U.S. prosecutors accused poker website Full Tilt Poker on Tuesday of running a Ponzi scheme in which the company's owners and board members paid themselves nearly half a billion dollars while defrauding players.

The allegations were filed in a proposed amended civil complaint in Manhattan federal court, five months after a criminal indictment was unsealed on April 15.

That indictment accused three Internet poker companies -- Full Tilt Poker, Absolute Poker and PokerStars -- and 11 people, including Full Tilt director Raymond Bitar, of bank fraud, illegal gambling and money laundering offenses.

In reality, Full Tilt Poker did not maintain funds sufficient to repay all players, and in addition, the company used player funds to pay board members and other owners more than $440 million since April 2007, the office of Manhattan U.S. Attorney Preet Bharara said in a statement.

Bharara said: Full Tilt was not a legitimate poker company, but a global Ponzi scheme. A Ponzi scheme is usually one in which early investors are paid with the money of new clients, but collapses when funds run out.

The U.S. Attorney's previous civil complaint did not contain allegations of the company defrauding players or owners taking payments improperly.

Representatives of Full Tilt Poker could not immediately be reached to comment on the amended complaint, which has yet to be approved by a U.S. District Court judge.

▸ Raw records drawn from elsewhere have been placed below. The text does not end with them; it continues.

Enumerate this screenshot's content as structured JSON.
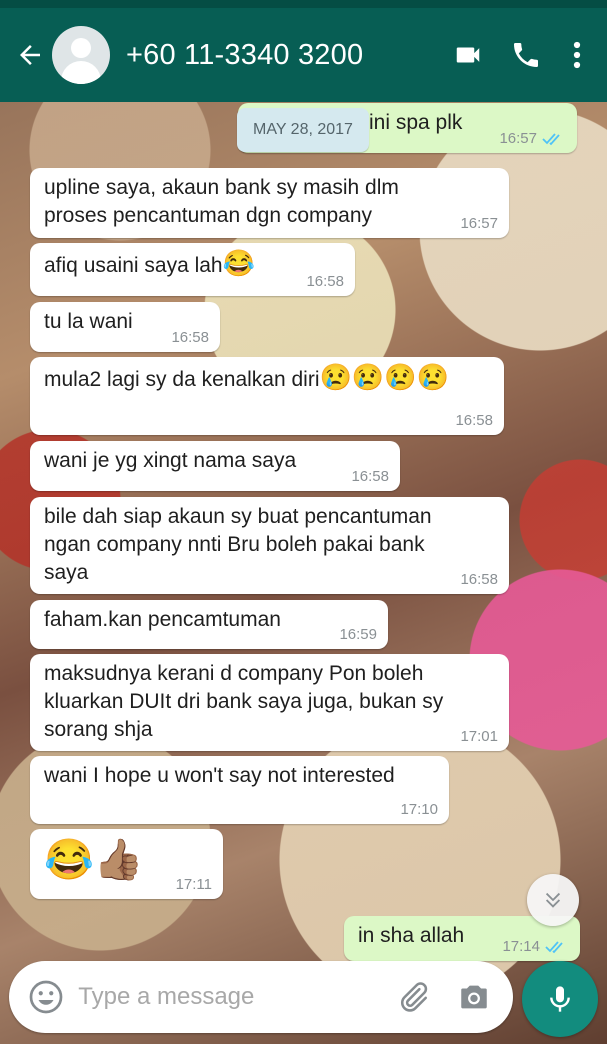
{
  "header": {
    "contact": "+60 11-3340 3200",
    "icons": [
      "back-arrow-icon",
      "avatar",
      "video-call-icon",
      "phone-icon",
      "more-vert-icon"
    ]
  },
  "date_chip": "MAY 28, 2017",
  "messages": [
    {
      "dir": "out",
      "text": "ini spa plk",
      "time": "16:57",
      "ticks": true
    },
    {
      "dir": "in",
      "text": "upline saya, akaun bank sy masih dlm\nproses pencantuman dgn company",
      "time": "16:57"
    },
    {
      "dir": "in",
      "text": "afiq usaini saya lah",
      "emoji": "😂",
      "time": "16:58"
    },
    {
      "dir": "in",
      "text": "tu la wani",
      "time": "16:58"
    },
    {
      "dir": "in",
      "text": "mula2 lagi sy da kenalkan diri",
      "emoji": "😢😢😢😢",
      "time": "16:58"
    },
    {
      "dir": "in",
      "text": "wani je yg xingt nama saya",
      "time": "16:58"
    },
    {
      "dir": "in",
      "text": "bile dah siap akaun sy buat pencantuman\nngan company nnti Bru boleh pakai bank\nsaya",
      "time": "16:58"
    },
    {
      "dir": "in",
      "text": "faham.kan pencamtuman",
      "time": "16:59"
    },
    {
      "dir": "in",
      "text": "maksudnya kerani d company Pon boleh\nkluarkan DUIt dri bank saya juga, bukan sy\nsorang shja",
      "time": "17:01"
    },
    {
      "dir": "in",
      "text": "wani I hope u won't say not interested",
      "time": "17:10"
    },
    {
      "dir": "in",
      "text": "",
      "emoji": "😂👍🏽",
      "time": "17:11"
    },
    {
      "dir": "out",
      "text": "in sha allah",
      "time": "17:14",
      "ticks": true
    }
  ],
  "composer": {
    "placeholder": "Type a message",
    "icons": [
      "emoji-icon",
      "attach-icon",
      "camera-icon",
      "mic-icon"
    ]
  },
  "colors": {
    "header": "#075e54",
    "outgoing_bubble": "#dcf8c6",
    "incoming_bubble": "#ffffff",
    "read_ticks": "#4fc3f7",
    "mic_button": "#128c7e"
  }
}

This type of filing is usually approved as a formality.

The prosecutors said Full Tilt Poker's board of directors, including Bitar, Howard Lederer, Christopher Ferguson and Rafael Furst, defrauded players by misrepresenting that their funds in accounts were safe, secure and available for withdrawal.

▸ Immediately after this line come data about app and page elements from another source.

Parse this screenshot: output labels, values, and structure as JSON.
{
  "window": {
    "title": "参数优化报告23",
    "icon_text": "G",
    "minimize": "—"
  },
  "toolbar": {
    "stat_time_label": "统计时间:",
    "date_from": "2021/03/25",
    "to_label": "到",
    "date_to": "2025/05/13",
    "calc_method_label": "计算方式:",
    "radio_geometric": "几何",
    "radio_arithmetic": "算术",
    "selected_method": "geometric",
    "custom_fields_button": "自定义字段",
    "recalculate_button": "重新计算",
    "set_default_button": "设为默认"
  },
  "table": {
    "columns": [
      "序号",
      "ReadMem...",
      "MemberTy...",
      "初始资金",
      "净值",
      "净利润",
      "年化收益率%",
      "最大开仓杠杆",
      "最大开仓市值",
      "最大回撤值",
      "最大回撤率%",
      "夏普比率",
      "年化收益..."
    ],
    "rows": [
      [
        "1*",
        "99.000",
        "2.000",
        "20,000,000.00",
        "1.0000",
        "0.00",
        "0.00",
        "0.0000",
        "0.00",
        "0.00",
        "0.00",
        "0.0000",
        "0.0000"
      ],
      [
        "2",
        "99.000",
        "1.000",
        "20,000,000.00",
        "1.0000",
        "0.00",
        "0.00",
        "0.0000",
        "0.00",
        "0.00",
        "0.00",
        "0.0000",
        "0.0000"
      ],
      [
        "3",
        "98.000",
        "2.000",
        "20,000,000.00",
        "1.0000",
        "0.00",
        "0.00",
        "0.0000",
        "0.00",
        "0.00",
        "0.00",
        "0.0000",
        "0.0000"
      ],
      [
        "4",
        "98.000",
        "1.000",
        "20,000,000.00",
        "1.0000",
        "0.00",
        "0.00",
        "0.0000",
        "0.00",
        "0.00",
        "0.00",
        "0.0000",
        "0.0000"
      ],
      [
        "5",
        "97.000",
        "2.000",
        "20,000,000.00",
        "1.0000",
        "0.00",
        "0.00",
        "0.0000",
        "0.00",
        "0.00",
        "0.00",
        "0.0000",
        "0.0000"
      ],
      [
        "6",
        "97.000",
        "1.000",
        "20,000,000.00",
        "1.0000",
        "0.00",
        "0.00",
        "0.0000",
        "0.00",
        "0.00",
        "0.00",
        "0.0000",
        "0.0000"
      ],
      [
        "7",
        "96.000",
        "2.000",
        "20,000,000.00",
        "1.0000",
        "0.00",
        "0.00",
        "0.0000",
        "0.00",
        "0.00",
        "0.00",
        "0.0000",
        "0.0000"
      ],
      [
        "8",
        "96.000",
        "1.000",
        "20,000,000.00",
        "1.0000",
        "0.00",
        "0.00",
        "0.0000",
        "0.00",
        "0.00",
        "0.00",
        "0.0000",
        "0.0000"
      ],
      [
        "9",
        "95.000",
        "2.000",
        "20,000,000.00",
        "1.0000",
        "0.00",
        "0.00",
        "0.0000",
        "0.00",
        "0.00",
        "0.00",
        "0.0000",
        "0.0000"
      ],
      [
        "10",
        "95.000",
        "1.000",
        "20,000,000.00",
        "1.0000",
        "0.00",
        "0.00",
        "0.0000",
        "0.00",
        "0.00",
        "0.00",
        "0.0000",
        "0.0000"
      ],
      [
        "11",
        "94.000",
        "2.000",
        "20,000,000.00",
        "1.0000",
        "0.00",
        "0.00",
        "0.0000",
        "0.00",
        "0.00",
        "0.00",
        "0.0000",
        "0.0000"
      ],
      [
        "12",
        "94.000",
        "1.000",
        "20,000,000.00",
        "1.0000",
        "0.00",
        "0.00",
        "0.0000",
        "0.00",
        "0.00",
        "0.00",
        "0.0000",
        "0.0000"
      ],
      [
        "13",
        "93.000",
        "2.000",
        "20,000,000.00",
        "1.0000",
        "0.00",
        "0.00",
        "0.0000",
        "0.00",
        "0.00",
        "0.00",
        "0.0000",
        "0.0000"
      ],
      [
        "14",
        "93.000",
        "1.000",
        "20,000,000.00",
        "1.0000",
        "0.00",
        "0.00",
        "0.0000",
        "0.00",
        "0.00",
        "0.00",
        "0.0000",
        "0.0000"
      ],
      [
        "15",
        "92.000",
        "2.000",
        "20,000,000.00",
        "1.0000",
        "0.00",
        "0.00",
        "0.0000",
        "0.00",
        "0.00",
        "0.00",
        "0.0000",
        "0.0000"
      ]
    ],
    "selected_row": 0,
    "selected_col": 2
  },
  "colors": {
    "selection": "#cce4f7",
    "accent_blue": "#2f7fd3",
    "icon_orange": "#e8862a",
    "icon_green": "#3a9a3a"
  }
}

The case is USA v Pokerstars, et al, U.S. District Court for the Southern District of New York, No. 11-02564.